**EXERCISE PROMPT:** Beginning with the line that includes "Serialize everything readable" and ending with the last line, print the records exactly, leaving every picture out.

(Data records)
Segment Open
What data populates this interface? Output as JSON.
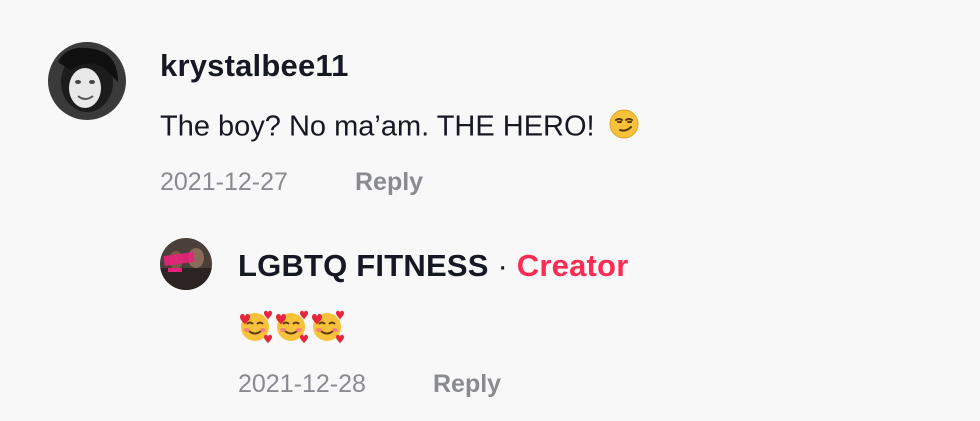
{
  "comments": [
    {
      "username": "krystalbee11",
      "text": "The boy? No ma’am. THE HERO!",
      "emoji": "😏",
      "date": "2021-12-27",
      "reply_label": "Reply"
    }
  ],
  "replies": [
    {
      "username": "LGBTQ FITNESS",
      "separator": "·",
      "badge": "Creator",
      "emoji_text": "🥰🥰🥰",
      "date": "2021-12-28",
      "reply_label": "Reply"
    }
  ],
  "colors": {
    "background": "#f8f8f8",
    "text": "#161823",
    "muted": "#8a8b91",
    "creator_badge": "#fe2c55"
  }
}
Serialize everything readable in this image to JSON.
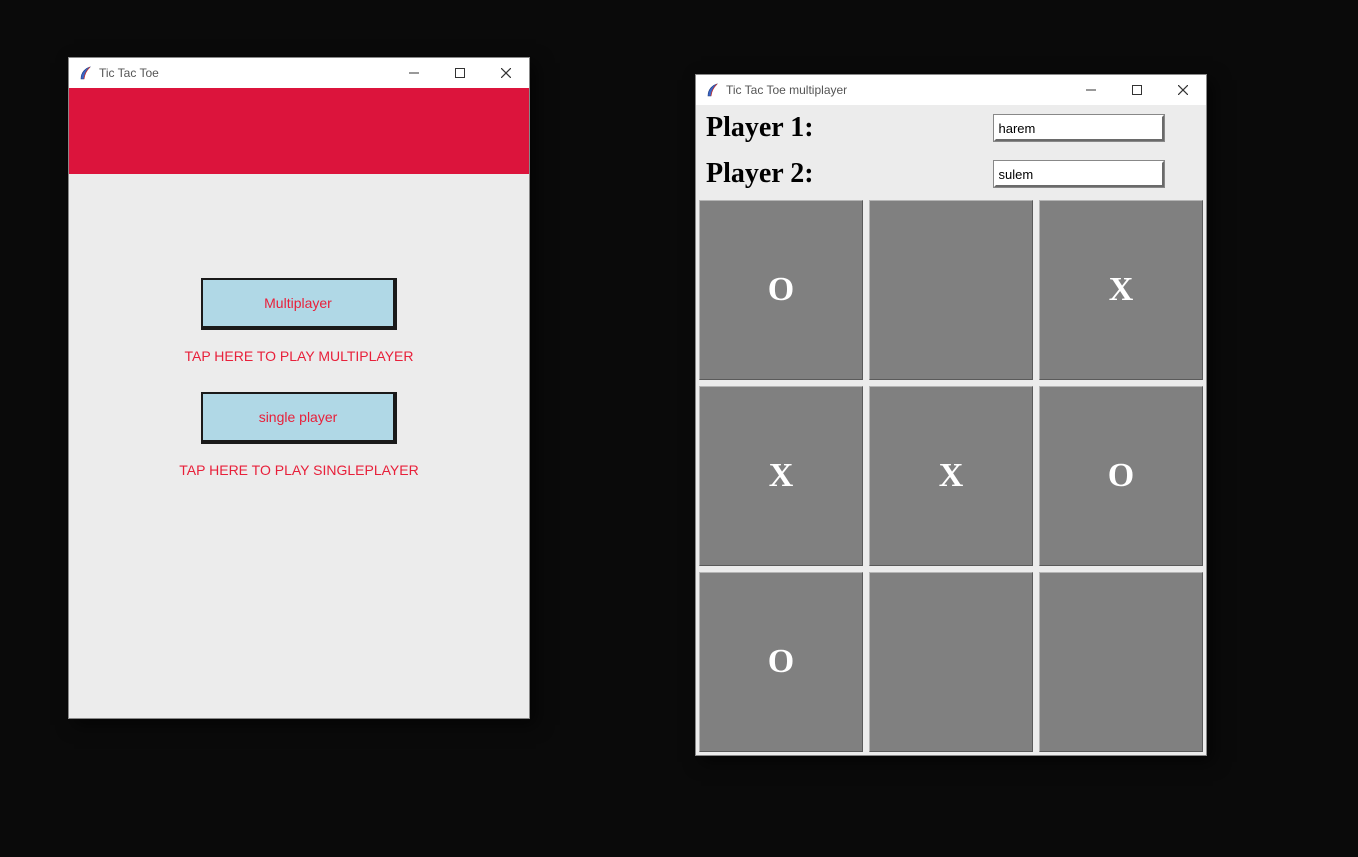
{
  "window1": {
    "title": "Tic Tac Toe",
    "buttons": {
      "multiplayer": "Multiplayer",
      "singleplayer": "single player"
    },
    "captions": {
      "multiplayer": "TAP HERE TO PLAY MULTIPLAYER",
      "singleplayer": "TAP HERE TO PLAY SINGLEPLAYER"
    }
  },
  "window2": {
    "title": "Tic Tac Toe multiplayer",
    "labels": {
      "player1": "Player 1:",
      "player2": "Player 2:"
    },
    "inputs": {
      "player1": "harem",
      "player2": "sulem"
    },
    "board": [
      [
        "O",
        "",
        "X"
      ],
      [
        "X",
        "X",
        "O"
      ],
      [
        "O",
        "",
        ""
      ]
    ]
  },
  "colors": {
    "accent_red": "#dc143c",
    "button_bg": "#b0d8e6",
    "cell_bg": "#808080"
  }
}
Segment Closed
**TASK SOLUTION:**
Serialize everything readable in this image to JSON.
{
  "window1": {
    "title": "Tic Tac Toe",
    "buttons": {
      "multiplayer": "Multiplayer",
      "singleplayer": "single player"
    },
    "captions": {
      "multiplayer": "TAP HERE TO PLAY MULTIPLAYER",
      "singleplayer": "TAP HERE TO PLAY SINGLEPLAYER"
    }
  },
  "window2": {
    "title": "Tic Tac Toe multiplayer",
    "labels": {
      "player1": "Player 1:",
      "player2": "Player 2:"
    },
    "inputs": {
      "player1": "harem",
      "player2": "sulem"
    },
    "board": [
      [
        "O",
        "",
        "X"
      ],
      [
        "X",
        "X",
        "O"
      ],
      [
        "O",
        "",
        ""
      ]
    ]
  },
  "colors": {
    "accent_red": "#dc143c",
    "button_bg": "#b0d8e6",
    "cell_bg": "#808080"
  }
}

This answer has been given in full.